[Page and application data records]

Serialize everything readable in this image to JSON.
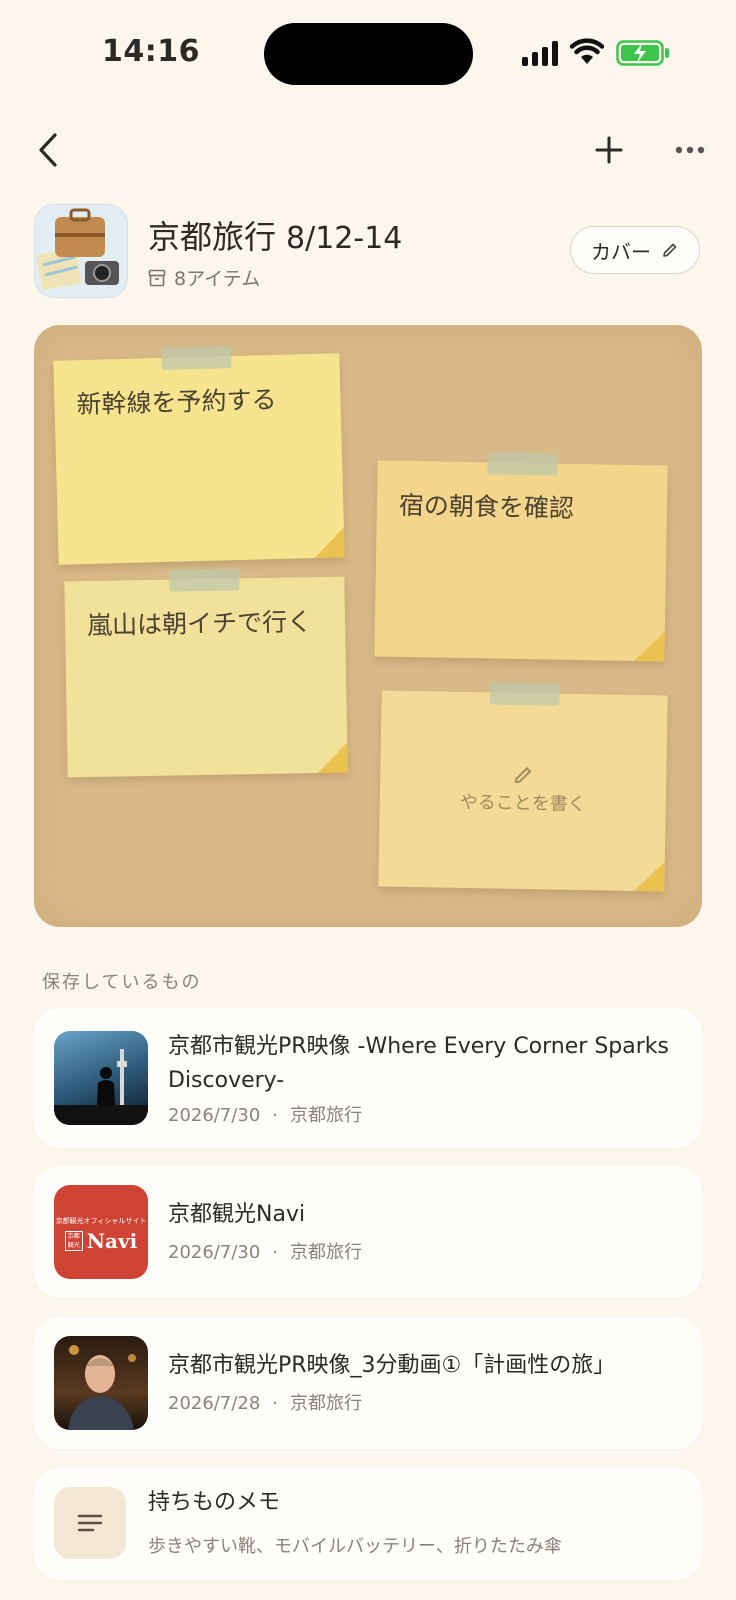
{
  "status": {
    "time": "14:16"
  },
  "header": {
    "title": "京都旅行",
    "date": "8/12-14",
    "item_count": "8アイテム",
    "cover_label": "カバー"
  },
  "board": {
    "notes": [
      {
        "text": "新幹線を予約する"
      },
      {
        "text": "宿の朝食を確認"
      },
      {
        "text": "嵐山は朝イチで行く"
      }
    ],
    "add_note_label": "やることを書く"
  },
  "saved": {
    "section_label": "保存しているもの",
    "items": [
      {
        "title": "京都市観光PR映像 -Where Every Corner Sparks Discovery-",
        "date": "2026/7/30",
        "folder": "京都旅行"
      },
      {
        "title": "京都観光Navi",
        "date": "2026/7/30",
        "folder": "京都旅行"
      },
      {
        "title": "京都市観光PR映像_3分動画①「計画性の旅」",
        "date": "2026/7/28",
        "folder": "京都旅行"
      }
    ],
    "memo": {
      "title": "持ちものメモ",
      "body": "歩きやすい靴、モバイルバッテリー、折りたたみ傘"
    }
  },
  "thumb_texts": {
    "navi_small": "京都観光オフィシャルサイト",
    "navi_badge": "京都観光",
    "navi_big": "Navi"
  },
  "colors": {
    "background": "#fcf6ec",
    "board": "#d9b988",
    "note_yellow": "#f7e48f",
    "battery": "#3fc54d",
    "navi_red": "#cf4334"
  }
}
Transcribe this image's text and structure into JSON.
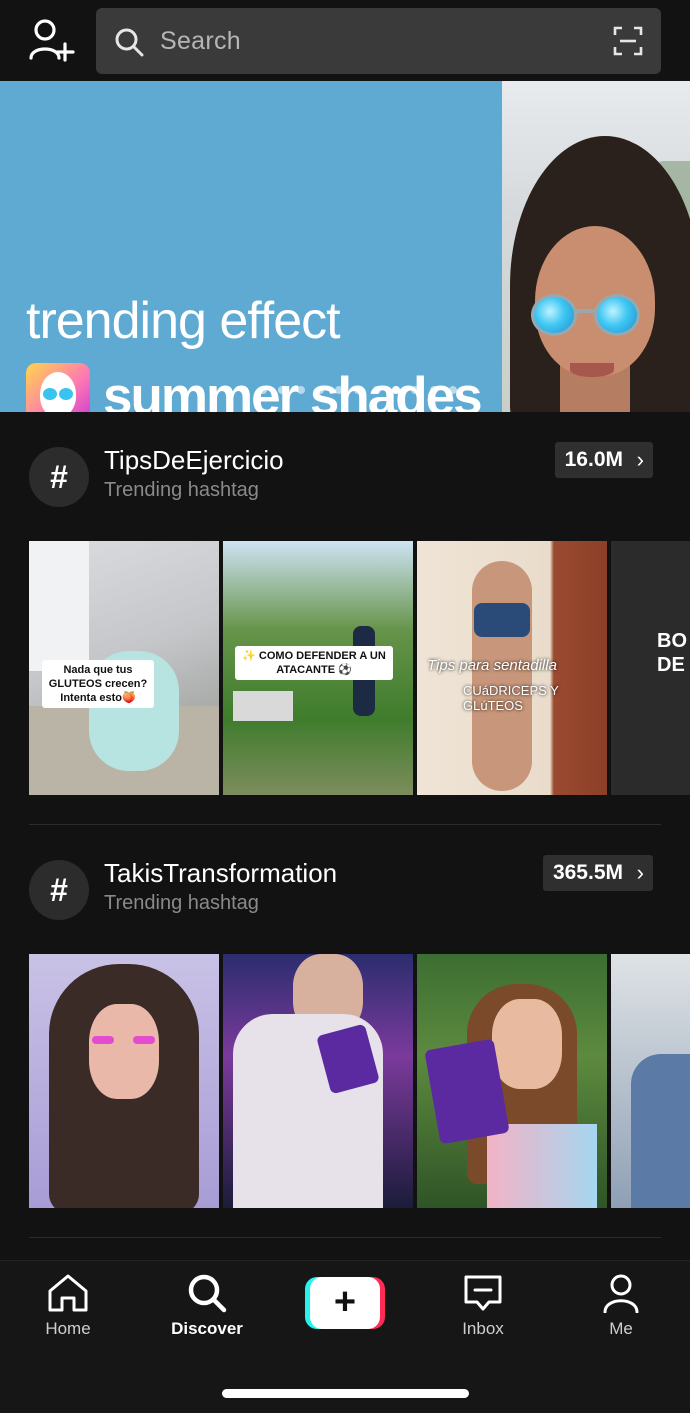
{
  "search": {
    "placeholder": "Search"
  },
  "banner": {
    "line1": "trending effect",
    "line2": "summer shades",
    "dot_count": 12,
    "active_dot": 8
  },
  "sections": [
    {
      "title": "TipsDeEjercicio",
      "subtitle": "Trending hashtag",
      "count": "16.0M",
      "thumbs": [
        {
          "caption": "Nada que tus GLUTEOS crecen? Intenta esto🍑"
        },
        {
          "caption": "✨ COMO DEFENDER A UN ATACANTE ⚽"
        },
        {
          "caption": "Tips para sentadilla",
          "caption2": "CUáDRICEPS Y GLúTEOS"
        },
        {
          "caption": "BO DE"
        }
      ]
    },
    {
      "title": "TakisTransformation",
      "subtitle": "Trending hashtag",
      "count": "365.5M",
      "thumbs": [
        {},
        {},
        {},
        {}
      ]
    }
  ],
  "nav": {
    "home": "Home",
    "discover": "Discover",
    "create": "+",
    "inbox": "Inbox",
    "me": "Me"
  },
  "colors": {
    "background": "#121212",
    "banner": "#5eaad2",
    "create_cyan": "#25f4ee",
    "create_red": "#fe2c55"
  }
}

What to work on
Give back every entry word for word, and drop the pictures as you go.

Output of the task
Serialize everything readable in this image to JSON.
{
  "status": {
    "time": "14:16"
  },
  "header": {
    "title": "京都旅行",
    "date": "8/12-14",
    "item_count": "8アイテム",
    "cover_label": "カバー"
  },
  "board": {
    "notes": [
      {
        "text": "新幹線を予約する"
      },
      {
        "text": "宿の朝食を確認"
      },
      {
        "text": "嵐山は朝イチで行く"
      }
    ],
    "add_note_label": "やることを書く"
  },
  "saved": {
    "section_label": "保存しているもの",
    "items": [
      {
        "title": "京都市観光PR映像 -Where Every Corner Sparks Discovery-",
        "date": "2026/7/30",
        "folder": "京都旅行"
      },
      {
        "title": "京都観光Navi",
        "date": "2026/7/30",
        "folder": "京都旅行"
      },
      {
        "title": "京都市観光PR映像_3分動画①「計画性の旅」",
        "date": "2026/7/28",
        "folder": "京都旅行"
      }
    ],
    "memo": {
      "title": "持ちものメモ",
      "body": "歩きやすい靴、モバイルバッテリー、折りたたみ傘"
    }
  },
  "thumb_texts": {
    "navi_small": "京都観光オフィシャルサイト",
    "navi_badge": "京都観光",
    "navi_big": "Navi"
  },
  "colors": {
    "background": "#fcf6ec",
    "board": "#d9b988",
    "note_yellow": "#f7e48f",
    "battery": "#3fc54d",
    "navi_red": "#cf4334"
  }
}
Transcribe this image's text and structure into JSON.
{
  "search": {
    "placeholder": "Search"
  },
  "banner": {
    "line1": "trending effect",
    "line2": "summer shades",
    "dot_count": 12,
    "active_dot": 8
  },
  "sections": [
    {
      "title": "TipsDeEjercicio",
      "subtitle": "Trending hashtag",
      "count": "16.0M",
      "thumbs": [
        {
          "caption": "Nada que tus GLUTEOS crecen? Intenta esto🍑"
        },
        {
          "caption": "✨ COMO DEFENDER A UN ATACANTE ⚽"
        },
        {
          "caption": "Tips para sentadilla",
          "caption2": "CUáDRICEPS Y GLúTEOS"
        },
        {
          "caption": "BO DE"
        }
      ]
    },
    {
      "title": "TakisTransformation",
      "subtitle": "Trending hashtag",
      "count": "365.5M",
      "thumbs": [
        {},
        {},
        {},
        {}
      ]
    }
  ],
  "nav": {
    "home": "Home",
    "discover": "Discover",
    "create": "+",
    "inbox": "Inbox",
    "me": "Me"
  },
  "colors": {
    "background": "#121212",
    "banner": "#5eaad2",
    "create_cyan": "#25f4ee",
    "create_red": "#fe2c55"
  }
}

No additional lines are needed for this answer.